Although many of the harmful effects of alcohol are experienced by both men and women, research shows that women may be particularly vulnerable in the following areas:
A global study of women’s drinking behaviour has found that alcohol could increase your risk of breast cancer. The more you drink, the greater the risk.
Breast cancer is one of the most common types of cancer in women. In Northern Ireland, breast cancer in women has steadily increased from 774 cases in 1993 to 1,266 in 2011.
Scientists think the link between alcohol and breast cancer could be down to the effect alcohol has on our sex hormones. Drinking alcohol changes your body’s hormone levels, including the female sex hormone oestrogen. Oestrogen is essential for normal sexual development and the functioning of female reproductive organs. It also helps maintain healthy bones and a healthy heart. But this hormone can also increase the risk of breast cancer and is known to stimulate the growth of many breast cancers.
Breast cancer is one of the leading causes of death among women. As far as the risk of getting breast cancer is concerned, the more you drink, the greater the risk. There are other risk factors, some of which we have no control over, but alcohol is one of the risk factors we can control.
For further information on cancer services in Northern Ireland, visit www.cancerni.net
Alcohol has a more severe effect on a woman’s liver than on a man’s.
As well as being unable to ‘break down’ alcohol as quickly as a man’s liver, a woman’s liver takes longer to repair itself when damaged.
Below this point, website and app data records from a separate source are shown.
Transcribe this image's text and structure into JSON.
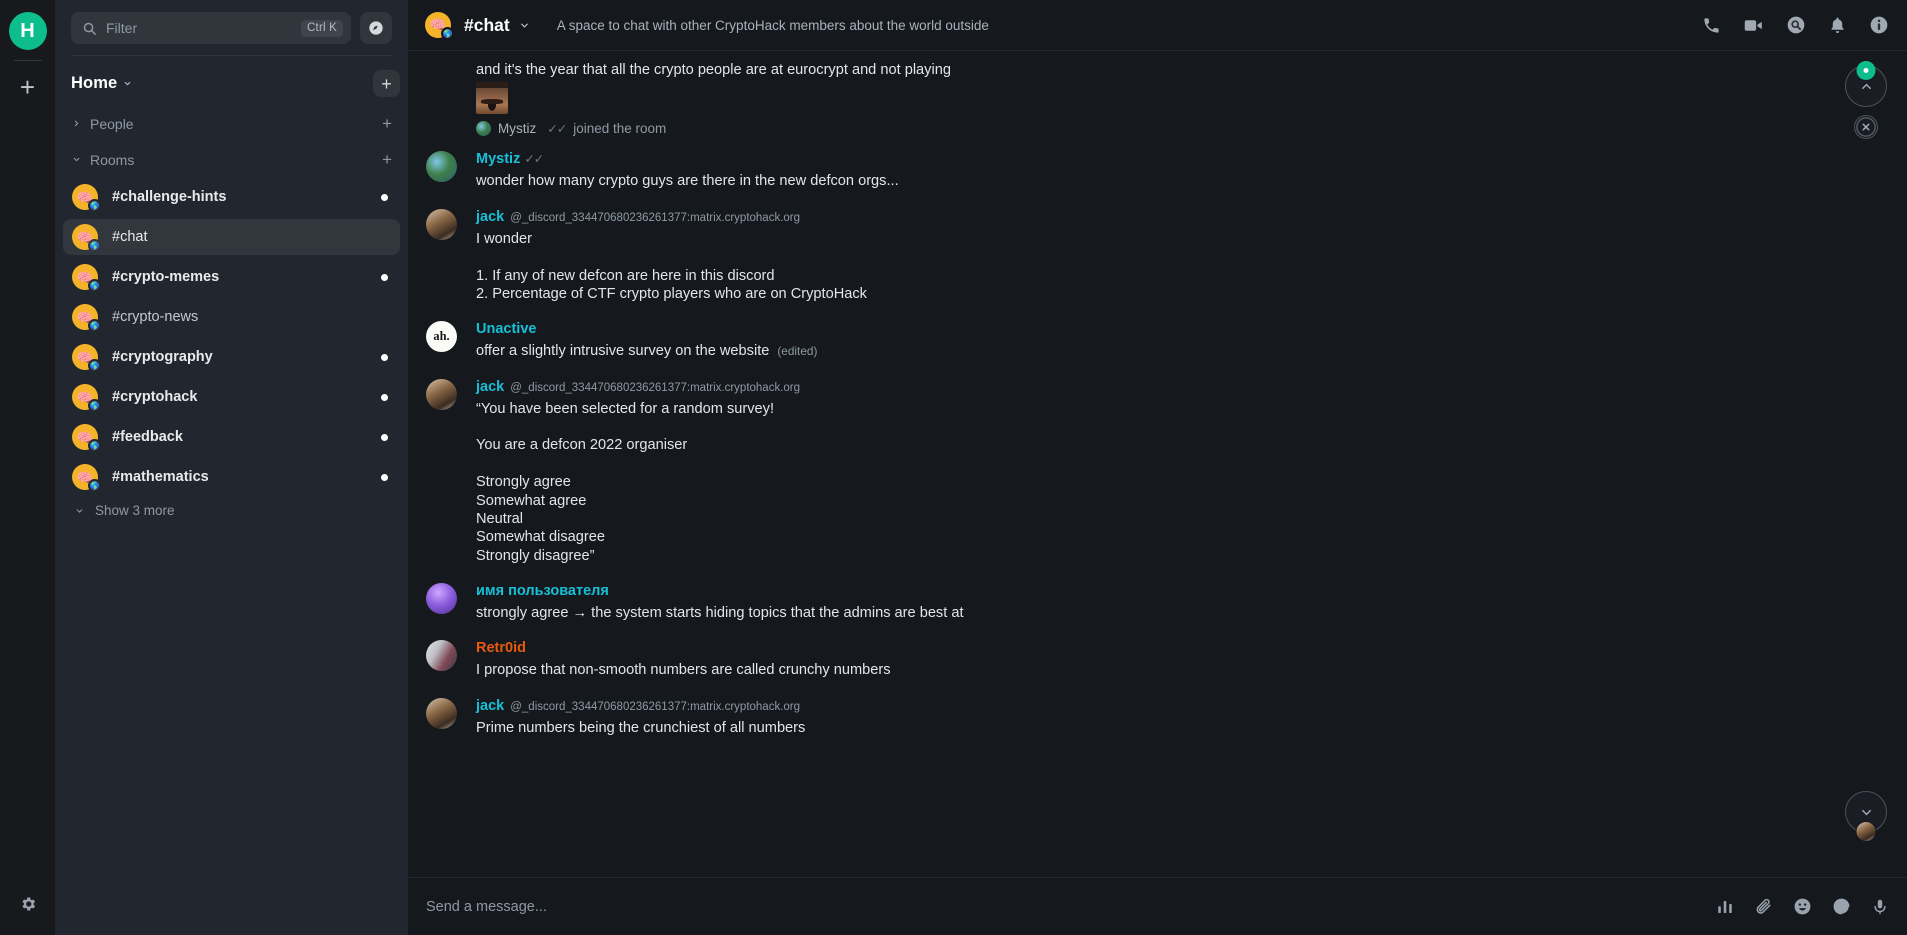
{
  "rail": {
    "home_space_label": "H",
    "add_space_label": "+",
    "settings_icon": "gear-icon"
  },
  "sidebar": {
    "search": {
      "placeholder": "Filter",
      "shortcut": "Ctrl K",
      "icon": "search-icon"
    },
    "explore_icon": "explore-compass-icon",
    "home_label": "Home",
    "home_caret_icon": "chevron-down-icon",
    "add_label": "+",
    "sections": [
      {
        "label": "People",
        "collapsed": true,
        "caret_icon": "chevron-right-icon",
        "add_label": "+"
      },
      {
        "label": "Rooms",
        "collapsed": false,
        "caret_icon": "chevron-down-icon",
        "add_label": "+"
      }
    ],
    "rooms": [
      {
        "name": "#challenge-hints",
        "unread": true,
        "selected": false,
        "avatar": "brain-emoji",
        "badge": "globe-icon"
      },
      {
        "name": "#chat",
        "unread": false,
        "selected": true,
        "avatar": "brain-emoji",
        "badge": "globe-icon"
      },
      {
        "name": "#crypto-memes",
        "unread": true,
        "selected": false,
        "avatar": "brain-emoji",
        "badge": "globe-icon"
      },
      {
        "name": "#crypto-news",
        "unread": false,
        "selected": false,
        "avatar": "brain-emoji",
        "badge": "globe-icon"
      },
      {
        "name": "#cryptography",
        "unread": true,
        "selected": false,
        "avatar": "brain-emoji",
        "badge": "globe-icon"
      },
      {
        "name": "#cryptohack",
        "unread": true,
        "selected": false,
        "avatar": "brain-emoji",
        "badge": "globe-icon"
      },
      {
        "name": "#feedback",
        "unread": true,
        "selected": false,
        "avatar": "brain-emoji",
        "badge": "globe-icon"
      },
      {
        "name": "#mathematics",
        "unread": true,
        "selected": false,
        "avatar": "brain-emoji",
        "badge": "globe-icon"
      }
    ],
    "show_more_label": "Show 3 more"
  },
  "header": {
    "room_name": "#chat",
    "room_avatar": "brain-emoji",
    "caret_icon": "chevron-down-icon",
    "topic": "A space to chat with other CryptoHack members about the world outside",
    "actions": [
      {
        "name": "voice-call-button",
        "icon": "phone-icon"
      },
      {
        "name": "video-call-button",
        "icon": "video-camera-icon"
      },
      {
        "name": "search-room-button",
        "icon": "search-circle-icon"
      },
      {
        "name": "notifications-button",
        "icon": "bell-icon"
      },
      {
        "name": "room-info-button",
        "icon": "info-circle-icon"
      }
    ]
  },
  "timeline": {
    "events": [
      {
        "type": "continuation",
        "text": "and it's the year that all the crypto people are at eurocrypt and not playing",
        "has_image": true
      },
      {
        "type": "membership",
        "user": "Mystiz",
        "checks": "✓✓",
        "text": "joined the room"
      },
      {
        "type": "message",
        "sender": "Mystiz",
        "sender_color": "#17c0d6",
        "checks": "✓✓",
        "avatar": "mystiz-avatar",
        "text": "wonder how many crypto guys are there in the new defcon orgs..."
      },
      {
        "type": "message",
        "sender": "jack",
        "sender_color": "#17c0d6",
        "mxid": "@_discord_334470680236261377:matrix.cryptohack.org",
        "avatar": "jack-avatar",
        "text": "I wonder\n\n1. If any of new defcon are here in this discord\n2. Percentage of CTF crypto players who are on CryptoHack"
      },
      {
        "type": "message",
        "sender": "Unactive",
        "sender_color": "#17c0d6",
        "avatar": "unactive-avatar",
        "avatar_text": "ah.",
        "text": "offer a slightly intrusive survey on the website",
        "edited_label": "(edited)"
      },
      {
        "type": "message",
        "sender": "jack",
        "sender_color": "#17c0d6",
        "mxid": "@_discord_334470680236261377:matrix.cryptohack.org",
        "avatar": "jack-avatar",
        "text": "“You have been selected for a random survey!\n\nYou are a defcon 2022 organiser\n\nStrongly agree\nSomewhat agree\nNeutral\nSomewhat disagree\nStrongly disagree”"
      },
      {
        "type": "message",
        "sender": "имя пользователя",
        "sender_color": "#17c0d6",
        "avatar": "imya-avatar",
        "text": "strongly agree → the system starts hiding topics that the admins are best at"
      },
      {
        "type": "message",
        "sender": "Retr0id",
        "sender_color": "#e8590c",
        "avatar": "retroid-avatar",
        "text": "I propose that non-smooth numbers are called crunchy numbers"
      },
      {
        "type": "message",
        "sender": "jack",
        "sender_color": "#17c0d6",
        "mxid": "@_discord_334470680236261377:matrix.cryptohack.org",
        "avatar": "jack-avatar",
        "text": "Prime numbers being the crunchiest of all numbers"
      }
    ],
    "jump_to_unread": {
      "icon": "chevron-up-icon",
      "has_unread_badge": true
    },
    "close_jump": {
      "icon": "close-circle-icon"
    },
    "scroll_to_bottom": {
      "icon": "chevron-down-icon",
      "read_receipt_avatar": "jack-avatar"
    }
  },
  "composer": {
    "placeholder": "Send a message...",
    "actions": [
      {
        "name": "poll-button",
        "icon": "poll-bars-icon"
      },
      {
        "name": "attachment-button",
        "icon": "paperclip-icon"
      },
      {
        "name": "emoji-button",
        "icon": "emoji-smiley-icon"
      },
      {
        "name": "sticker-button",
        "icon": "sticker-icon"
      },
      {
        "name": "voice-message-button",
        "icon": "microphone-icon"
      }
    ]
  },
  "colors": {
    "accent_green": "#0dbd8b",
    "sender_cyan": "#17c0d6",
    "sender_orange": "#e8590c",
    "room_avatar": "#f5b32a",
    "panel_bg": "#22262e",
    "main_bg": "#15191e",
    "rail_bg": "#17191c"
  }
}
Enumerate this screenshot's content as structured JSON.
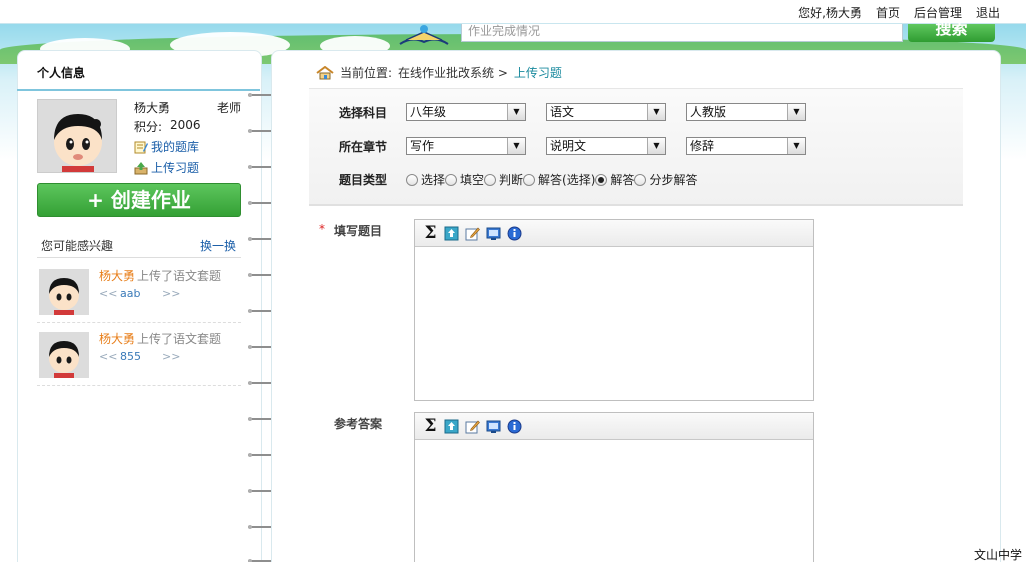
{
  "topbar": {
    "nav": [
      "您好,杨大勇",
      "首页",
      "后台管理",
      "退出"
    ]
  },
  "search": {
    "placeholder": "作业完成情况",
    "button_label": "搜索"
  },
  "sidebar": {
    "title": "个人信息",
    "teacher": {
      "name": "杨大勇",
      "role": "老师",
      "score_label": "积分:",
      "score": "2006"
    },
    "links": [
      {
        "label": "我的题库",
        "icon": "notepad-icon"
      },
      {
        "label": "上传习题",
        "icon": "upload-icon"
      }
    ],
    "create_button": "+ 创建作业",
    "interest": {
      "label": "您可能感兴趣",
      "refresh": "换一换",
      "items": [
        {
          "user": "杨大勇",
          "action": "上传了语文套题",
          "prev": "<<",
          "title": "aab",
          "next": ">>"
        },
        {
          "user": "杨大勇",
          "action": "上传了语文套题",
          "prev": "<<",
          "title": "855",
          "next": ">>"
        }
      ]
    }
  },
  "breadcrumb": {
    "prefix": "当前位置:",
    "path": "在线作业批改系统 >",
    "current": "上传习题"
  },
  "form": {
    "subject": {
      "label": "选择科目",
      "selects": [
        "八年级",
        "语文",
        "人教版"
      ]
    },
    "chapter": {
      "label": "所在章节",
      "selects": [
        "写作",
        "说明文",
        "修辞"
      ]
    },
    "type": {
      "label": "题目类型",
      "options": [
        {
          "label": "选择",
          "checked": false
        },
        {
          "label": "填空",
          "checked": false
        },
        {
          "label": "判断",
          "checked": false
        },
        {
          "label": "解答(选择)",
          "checked": false
        },
        {
          "label": "解答",
          "checked": true
        },
        {
          "label": "分步解答",
          "checked": false
        }
      ]
    },
    "question": {
      "required_mark": "*",
      "label": "填写题目",
      "toolbar": [
        "sigma-icon",
        "image-upload-icon",
        "edit-icon",
        "display-icon",
        "info-icon"
      ]
    },
    "answer": {
      "label": "参考答案",
      "toolbar": [
        "sigma-icon",
        "image-upload-icon",
        "edit-icon",
        "display-icon",
        "info-icon"
      ]
    }
  },
  "footer": {
    "school": "文山中学"
  },
  "colors": {
    "accent_green": "#34a035",
    "link_blue": "#1a5ea8",
    "user_orange": "#e87f1b",
    "breadcrumb_teal": "#1a8a9e"
  }
}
Regularly drinking more than the recommended guidelines can cause serious liver damage.
Liver disease is sometimes referred to as a ‘silent killer’. It takes years to fully develop and there are usually no symptoms until you reach the advanced stages, so people may have the disease for years without knowing it. By that stage, the damage has already been done.